Study the Torah with Academic Scholarship

By using this site you agree to our Terms of Use

Nehemiah, Book

Shabbat with Food: From Biblical Prohibitions to Rabbinic Feasts

Biblical prohibitions against preparing food on Shabbat are further developed in the Second Temple and rabbinic periods. At the same time, a new emphasis emerges: celebrating Shabbat with festive meals.

Dr.

Sarit Kattan Gribetz

,

,

Rosh Hashanah Between Tanach and Mishna

The Missing Links

Project TABS Editors

,

,

How the Concept of Mosaic Authorship Developed

In the Persian period, the Torah, which is made up of various law collections, was ascribed to Moses as revealed by YHWH. A parallel development was taking place in Achaemenid Persia that sheds light on this process: The sacred texts called the Avesta, that contain the law​​ (dāta) and tradition (daēnā) of Zoroastrianism​, were being collectively ascribed to Zarathustra (Zoroaster) as revealed by Ahuramazdā.

Dr.

Yishai Kiel

,

,

The Origins of Sukkot

The connection between the Israelite festival of Sukkot in the temple and the Ugaritic new year festival and its dwellings of branches for the gods.  

Dr. Rabbi

Zev Farber

,

,

The Wood Offering Celebration – "As Written in the Torah"

Bringing wood for the altar was an important celebration in Second Temple times. To ground this practice in the Torah, Nehemiah (10:35) describes it as a Torah law, while the Temple Scroll (11Q19) and the Reworked Pentateuch (4Q365) include it in their biblical festival calendar.

Dr.

Alex P. Jassen

,

,

The 220-Year History of the Achaemenid Persian Empire
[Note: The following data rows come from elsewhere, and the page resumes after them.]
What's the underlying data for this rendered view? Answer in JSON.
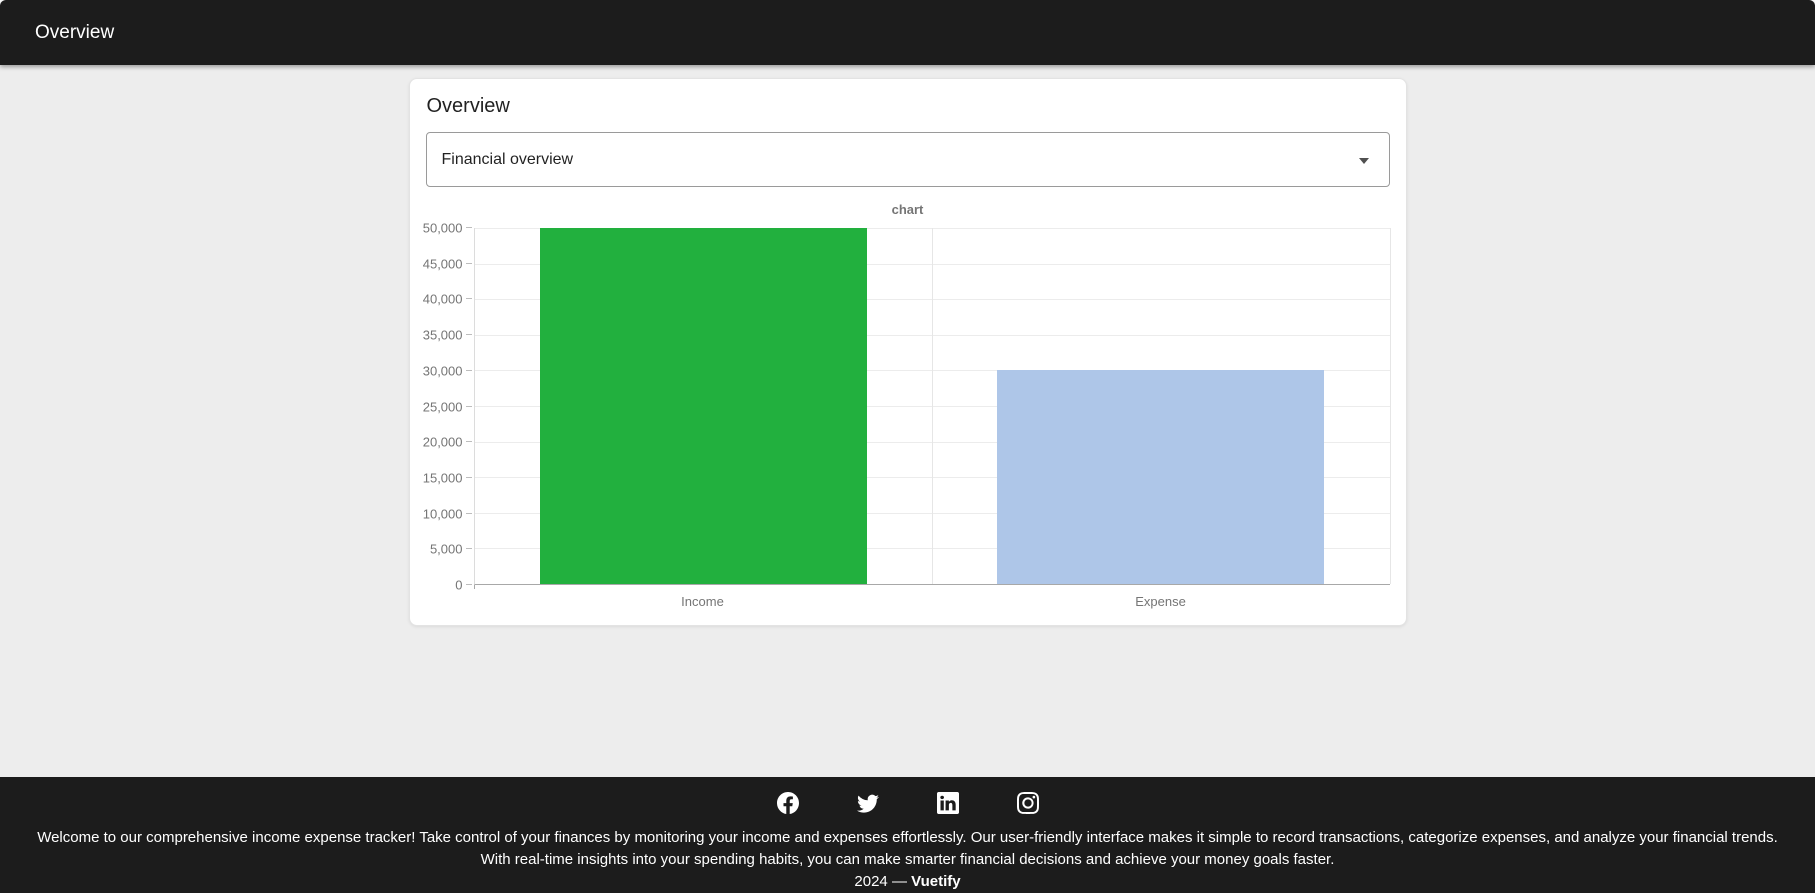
{
  "app_bar": {
    "title": "Overview"
  },
  "card": {
    "title": "Overview",
    "select": {
      "value": "Financial overview"
    }
  },
  "chart_data": {
    "type": "bar",
    "title": "chart",
    "categories": [
      "Income",
      "Expense"
    ],
    "values": [
      50000,
      30000
    ],
    "bar_colors": [
      "#22b03e",
      "#aec6e8"
    ],
    "xlabel": "",
    "ylabel": "",
    "ylim": [
      0,
      50000
    ],
    "ytick_step": 5000,
    "ytick_labels": [
      "0",
      "5,000",
      "10,000",
      "15,000",
      "20,000",
      "25,000",
      "30,000",
      "35,000",
      "40,000",
      "45,000",
      "50,000"
    ],
    "grid": true,
    "legend": "none"
  },
  "footer": {
    "social_links": [
      {
        "name": "facebook"
      },
      {
        "name": "twitter"
      },
      {
        "name": "linkedin"
      },
      {
        "name": "instagram"
      }
    ],
    "description": "Welcome to our comprehensive income expense tracker! Take control of your finances by monitoring your income and expenses effortlessly. Our user-friendly interface makes it simple to record transactions, categorize expenses, and analyze your financial trends. With real-time insights into your spending habits, you can make smarter financial decisions and achieve your money goals faster.",
    "copyright_prefix": "2024 — ",
    "brand": "Vuetify"
  },
  "colors": {
    "app_bar_bg": "#1c1c1c",
    "footer_bg": "#1c1c1c",
    "page_bg": "#ededed",
    "income_bar": "#22b03e",
    "expense_bar": "#aec6e8"
  }
}
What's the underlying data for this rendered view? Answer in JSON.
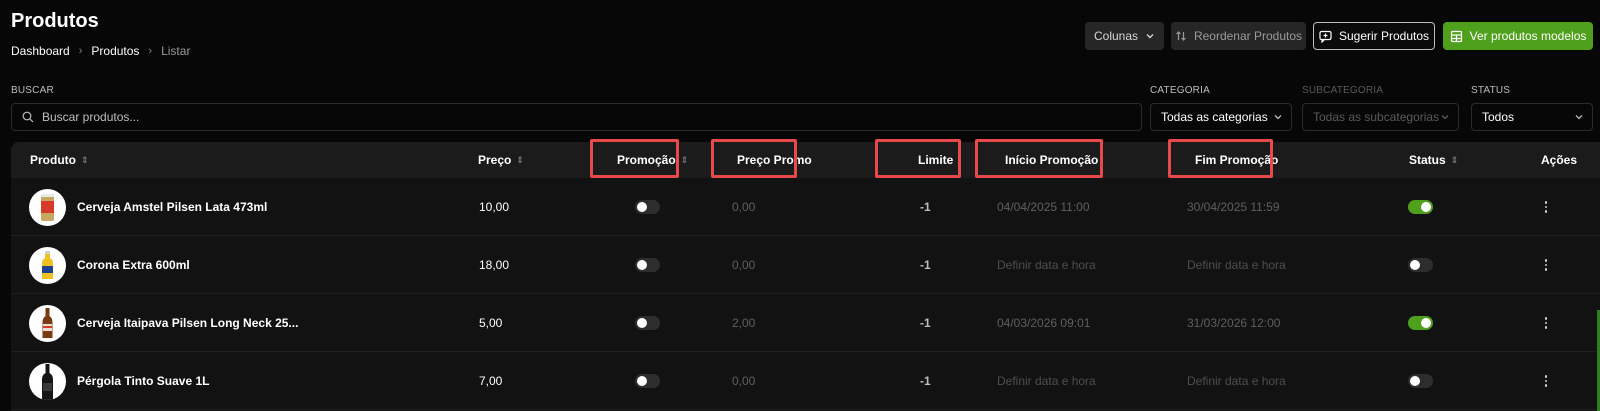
{
  "page": {
    "title": "Produtos",
    "breadcrumb": [
      "Dashboard",
      "Produtos",
      "Listar"
    ]
  },
  "toolbar": {
    "columns_label": "Colunas",
    "reorder_label": "Reordenar Produtos",
    "suggest_label": "Sugerir Produtos",
    "models_label": "Ver produtos modelos"
  },
  "filters": {
    "search_label": "BUSCAR",
    "search_placeholder": "Buscar produtos...",
    "category_label": "CATEGORIA",
    "category_value": "Todas as categorias",
    "subcategory_label": "SUBCATEGORIA",
    "subcategory_value": "Todas as subcategorias",
    "status_label": "STATUS",
    "status_value": "Todos"
  },
  "table": {
    "columns": {
      "produto": "Produto",
      "preco": "Preço",
      "promocao": "Promoção",
      "preco_promo": "Preço Promo",
      "limite": "Limite",
      "inicio": "Início Promoção",
      "fim": "Fim Promoção",
      "status": "Status",
      "acoes": "Ações"
    },
    "rows": [
      {
        "name": "Cerveja Amstel Pilsen Lata 473ml",
        "price": "10,00",
        "promo": false,
        "promo_price": "0,00",
        "limit": "-1",
        "start": "04/04/2025 11:00",
        "end": "30/04/2025 11:59",
        "status": true
      },
      {
        "name": "Corona Extra 600ml",
        "price": "18,00",
        "promo": false,
        "promo_price": "0,00",
        "limit": "-1",
        "start": "Definir data e hora",
        "end": "Definir data e hora",
        "status": false
      },
      {
        "name": "Cerveja Itaipava Pilsen Long Neck 25...",
        "price": "5,00",
        "promo": false,
        "promo_price": "2,00",
        "limit": "-1",
        "start": "04/03/2026 09:01",
        "end": "31/03/2026 12:00",
        "status": true
      },
      {
        "name": "Pérgola Tinto Suave 1L",
        "price": "7,00",
        "promo": false,
        "promo_price": "0,00",
        "limit": "-1",
        "start": "Definir data e hora",
        "end": "Definir data e hora",
        "status": false
      }
    ]
  },
  "colors": {
    "accent_green": "#4fa01c",
    "highlight_red": "#e8494a",
    "background": "#070707"
  }
}
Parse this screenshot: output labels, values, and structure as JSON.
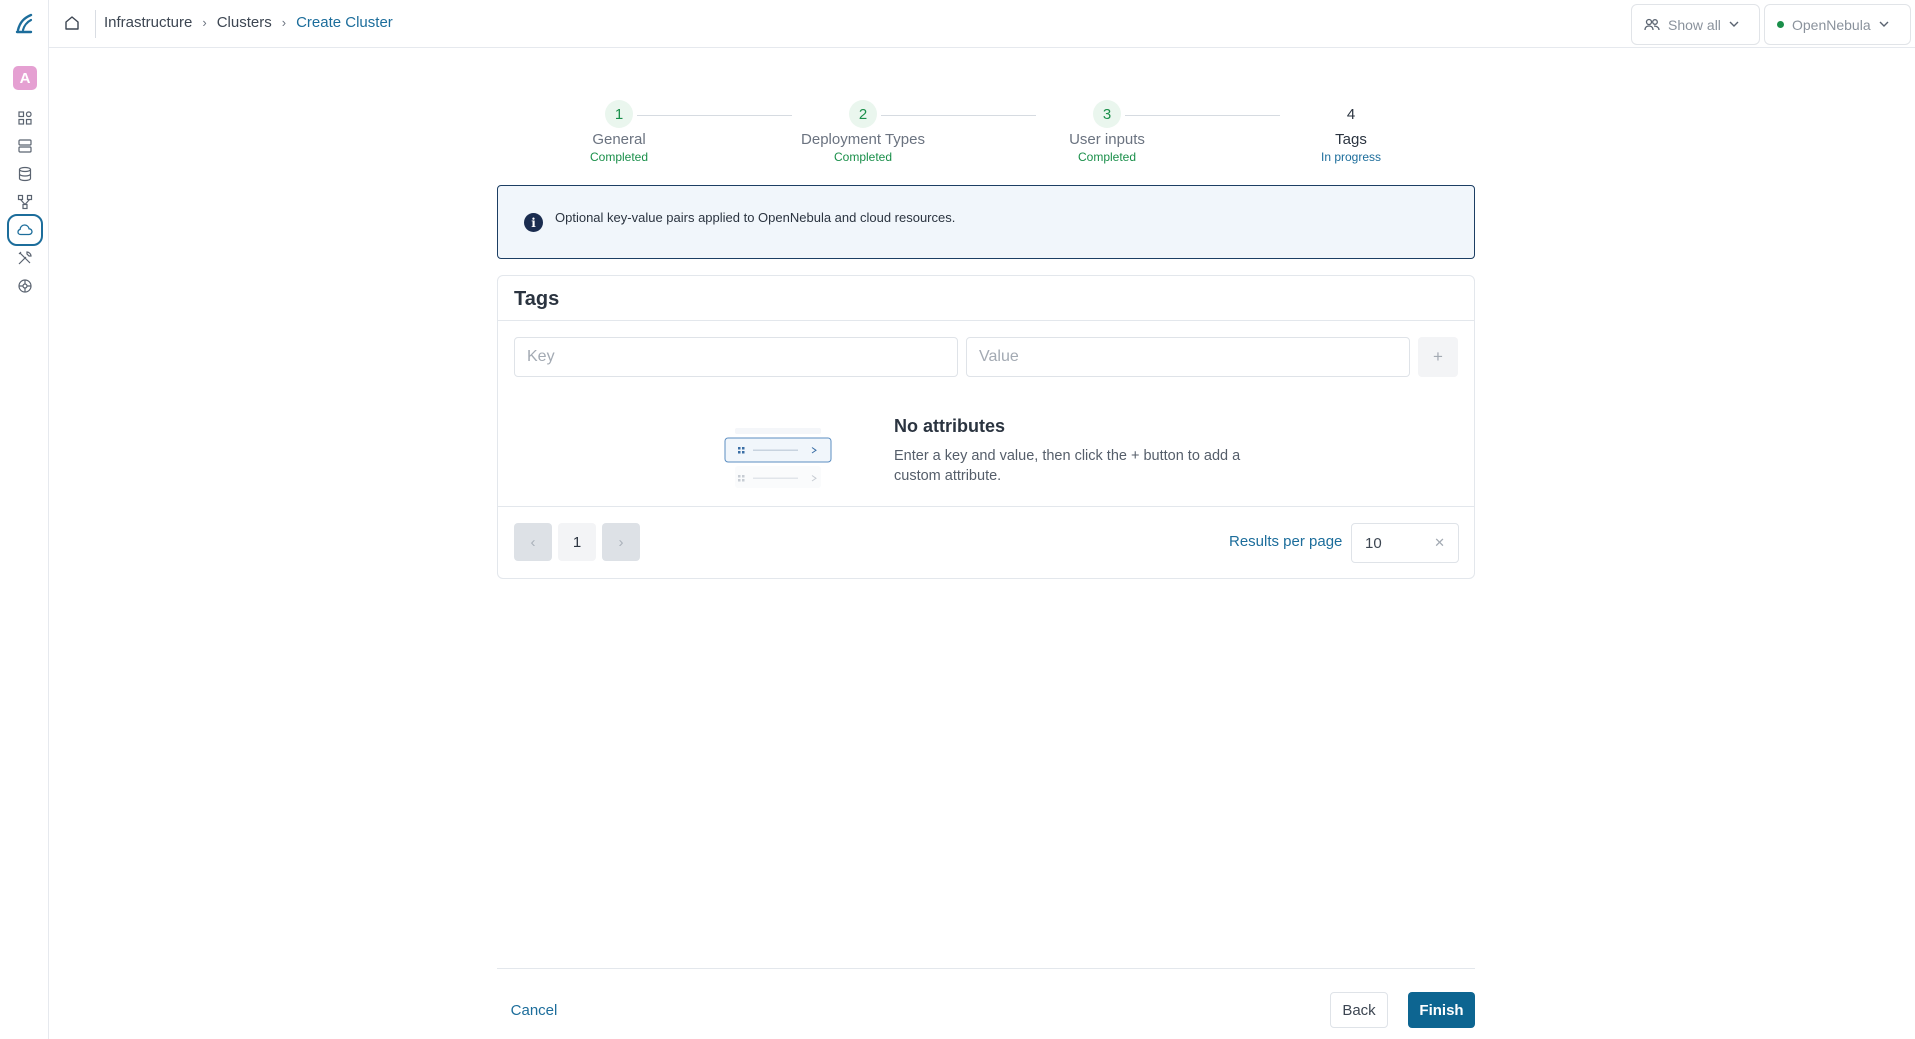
{
  "sidebar": {
    "avatar_letter": "A",
    "items": [
      {
        "icon": "dashboard-icon"
      },
      {
        "icon": "instances-icon"
      },
      {
        "icon": "storage-icon"
      },
      {
        "icon": "network-icon"
      },
      {
        "icon": "cloud-icon",
        "active": true
      },
      {
        "icon": "tools-icon"
      },
      {
        "icon": "settings-icon"
      }
    ]
  },
  "header": {
    "breadcrumb": [
      "Infrastructure",
      "Clusters",
      "Create Cluster"
    ],
    "show_all": "Show all",
    "zone": "OpenNebula"
  },
  "stepper": [
    {
      "num": "1",
      "title": "General",
      "status": "Completed"
    },
    {
      "num": "2",
      "title": "Deployment Types",
      "status": "Completed"
    },
    {
      "num": "3",
      "title": "User inputs",
      "status": "Completed"
    },
    {
      "num": "4",
      "title": "Tags",
      "status": "In progress"
    }
  ],
  "info": {
    "text": "Optional key-value pairs applied to OpenNebula and cloud resources."
  },
  "tags": {
    "title": "Tags",
    "key_placeholder": "Key",
    "value_placeholder": "Value",
    "add_label": "+",
    "empty_title": "No attributes",
    "empty_desc": "Enter a key and value, then click the + button to add a custom attribute.",
    "pager": {
      "prev": "‹",
      "page": "1",
      "next": "›"
    },
    "results_per_page_label": "Results per page",
    "results_per_page": "10"
  },
  "footer": {
    "cancel": "Cancel",
    "back": "Back",
    "finish": "Finish"
  },
  "colors": {
    "primary": "#0d6591",
    "completed": "#1a8f4a",
    "link": "#1c6d9b"
  }
}
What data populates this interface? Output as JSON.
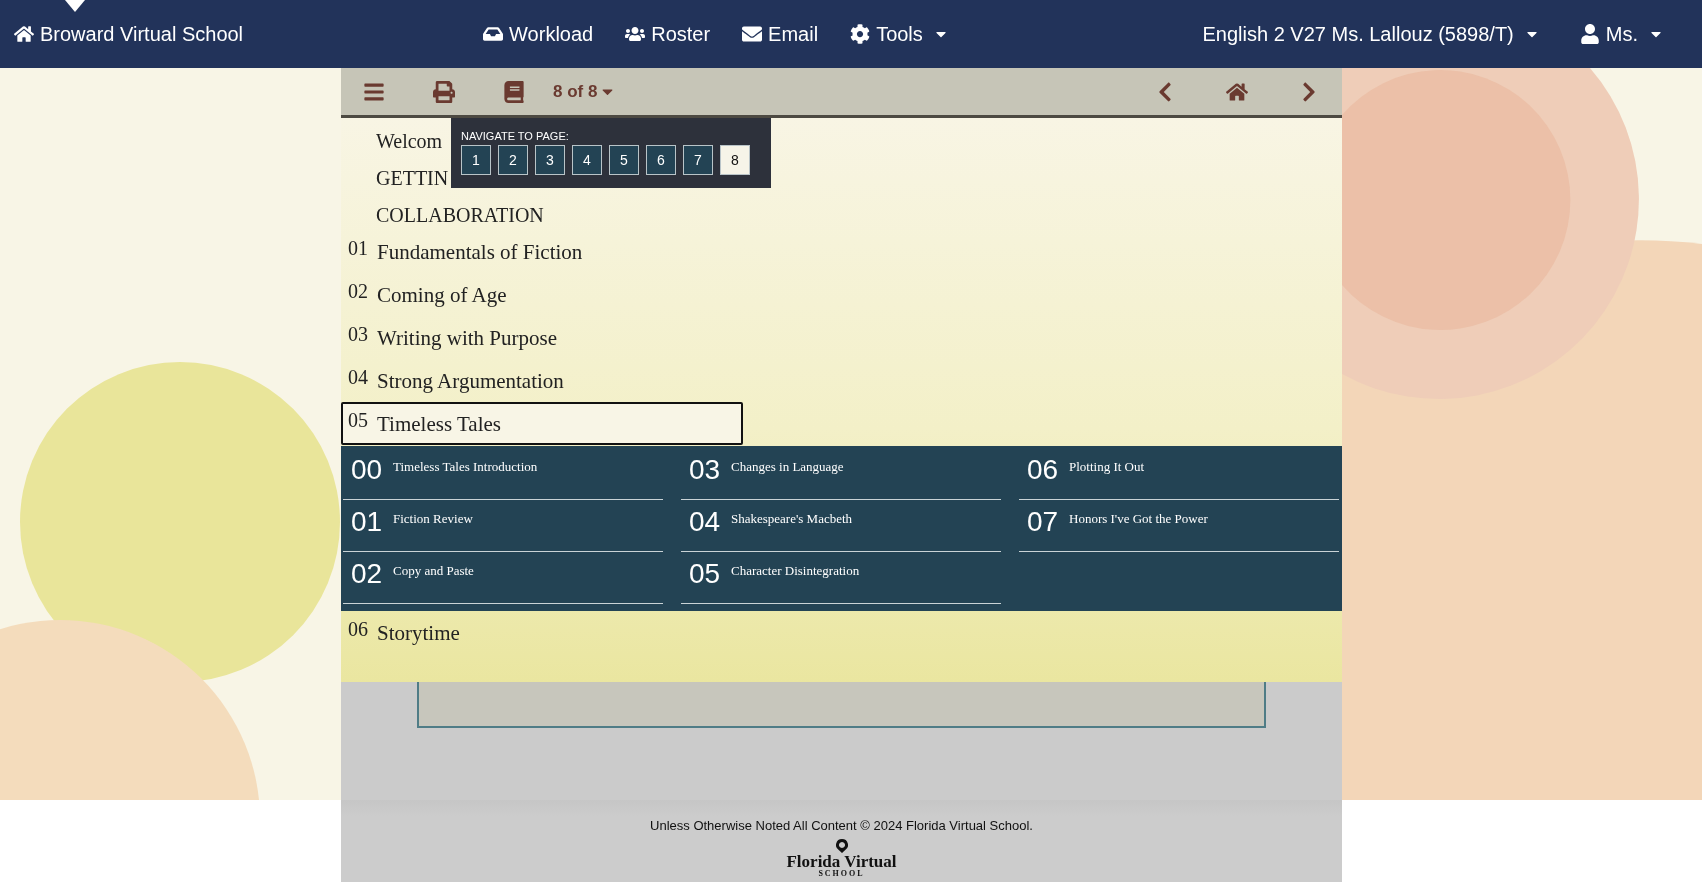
{
  "navbar": {
    "brand": "Broward Virtual School",
    "links": [
      {
        "label": "Workload",
        "dropdown": false
      },
      {
        "label": "Roster",
        "dropdown": false
      },
      {
        "label": "Email",
        "dropdown": false
      },
      {
        "label": "Tools",
        "dropdown": true
      }
    ],
    "course": {
      "label": "English 2 V27 Ms. Lallouz (5898/T)",
      "dropdown": true
    },
    "user": {
      "label": "Ms.",
      "dropdown": true
    }
  },
  "toolbar": {
    "page_indicator": "8 of 8"
  },
  "page_popup": {
    "title": "NAVIGATE TO PAGE:",
    "pages": [
      {
        "label": "1",
        "selected": false
      },
      {
        "label": "2",
        "selected": false
      },
      {
        "label": "3",
        "selected": false
      },
      {
        "label": "4",
        "selected": false
      },
      {
        "label": "5",
        "selected": false
      },
      {
        "label": "6",
        "selected": false
      },
      {
        "label": "7",
        "selected": false
      },
      {
        "label": "8",
        "selected": true
      }
    ]
  },
  "menu": {
    "intro_items": [
      "Welcom",
      "GETTIN",
      "COLLABORATION"
    ],
    "units": [
      {
        "number": "01",
        "title": "Fundamentals of Fiction",
        "selected": false
      },
      {
        "number": "02",
        "title": "Coming of Age",
        "selected": false
      },
      {
        "number": "03",
        "title": "Writing with Purpose",
        "selected": false
      },
      {
        "number": "04",
        "title": "Strong Argumentation",
        "selected": false
      },
      {
        "number": "05",
        "title": "Timeless Tales",
        "selected": true,
        "lessons": [
          {
            "number": "00",
            "title": "Timeless Tales Introduction"
          },
          {
            "number": "01",
            "title": "Fiction Review"
          },
          {
            "number": "02",
            "title": "Copy and Paste"
          },
          {
            "number": "03",
            "title": "Changes in Language"
          },
          {
            "number": "04",
            "title": "Shakespeare's Macbeth"
          },
          {
            "number": "05",
            "title": "Character Disintegration"
          },
          {
            "number": "06",
            "title": "Plotting It Out"
          },
          {
            "number": "07",
            "title": "Honors I've Got the Power"
          }
        ]
      },
      {
        "number": "06",
        "title": "Storytime",
        "selected": false
      }
    ]
  },
  "footer": {
    "copyright": "Unless Otherwise Noted All Content © 2024 Florida Virtual School.",
    "logo_name": "Florida Virtual",
    "logo_sub": "SCHOOL"
  }
}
An overview of Persian history starting from Cyrus the Great’s conquest of Media (549 B.C.E.) until Alexander the Great’s conquest of Persia (334-329 B.C.E.), including related biblical references and Jewish texts.

Dr. Rabbi

Zev Farber

,

,